Below are my stages of the Tour du Mont Blanc: Les Houches to Orsières.
Mont Blanc (4810 m) is the highest mountain in the Alps. It lies between the Aosta Valley of Italy and the Haute-Savoie region of France.
Tour du Mont Blanc (TMB)
The Tour du Mont Blanc is the 180 km hiking circuit around this gigantic, ice-laden mountain and the smaller Aiguilles – peaks – in its range of mountains, the Graiian Alps. The trail straddles three countries: France, Switzerland and Italy.
Decades of usage and its tourist appeal have resulted in a good infrastructure, with lots of huts providing meals and beds to weary hikers. It is usually done counter-clockwise and started from close to Chamonix, France, in the tiny town of Les Houches. The dotted red line on the maps below is the TMB.
Maps of Tour du Mont Blanc
Why the TMB?
I ended up choosing the TMB a bit by chance and a bit by design. Those who follow my posts will know I wanted to walk another pilgrimage after finishing the Camino Francés, last fall. So why pick such a touristy trail?
A number of reasons:
1) I’d planned to do the Camino Le Puy, from near Lyon, France, to St-Jean-Pied-de-Port, where I started last year’s Camino Francés, and had bought a one-way plane ticket to this fair city. After much research, I lost heart for the walk. It just didn’t feel right. So I looked around for where I could go from Lyon.

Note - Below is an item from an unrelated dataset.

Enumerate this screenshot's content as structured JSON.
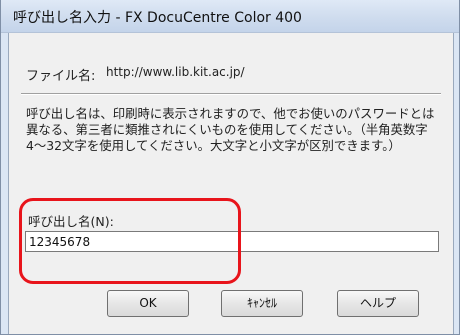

2) Lyon is super close to the Alps. It seemed like a good opportunity to step foot on the range of the highest mountain in Western Europe. After a bit of research, it came down to Haute Route or TMB. The latter one because of its easy access to the VF – explained below in #4.
3) The TMB has huts. This alone made it worth considering. I haven’t evolved with my solo travel to packing a tent and camping. Maybe next trip.
4) I’d been toying with hiking the Via Francigena. It was a toss-up with the Camino Le Puy, but only the Italian section. Same reason as #3. This section has more pilgrim and other accommodation than the French and Swiss sections, and the TMB easily connects to the Via Francigena. I’ll decide where to get off and join it. Some possibilities are the towns of: Orsières, La Fouly, and Martigny, among others.
Next posting: Upcoming Trip – Italian Via Francigena
These people offer tours: http://www.alpineexploratory.com/walking-guides/tourdumontblanc.html and have excellent information about the trail for anyone interested in group travel. Please check their company reviews before booking.
The best guidebook? Kevin Reynolds’ Trekking The Tour du Mont Blanc – Cicerone Book. The trail is quite well-marked, but there are a few times when I had to check Kevin’s directions to know which direction to take. It’s advisable to bring it, or photocopies of it.
Lee from Hike Bike Travel has walked this trail and has a good write-up about it.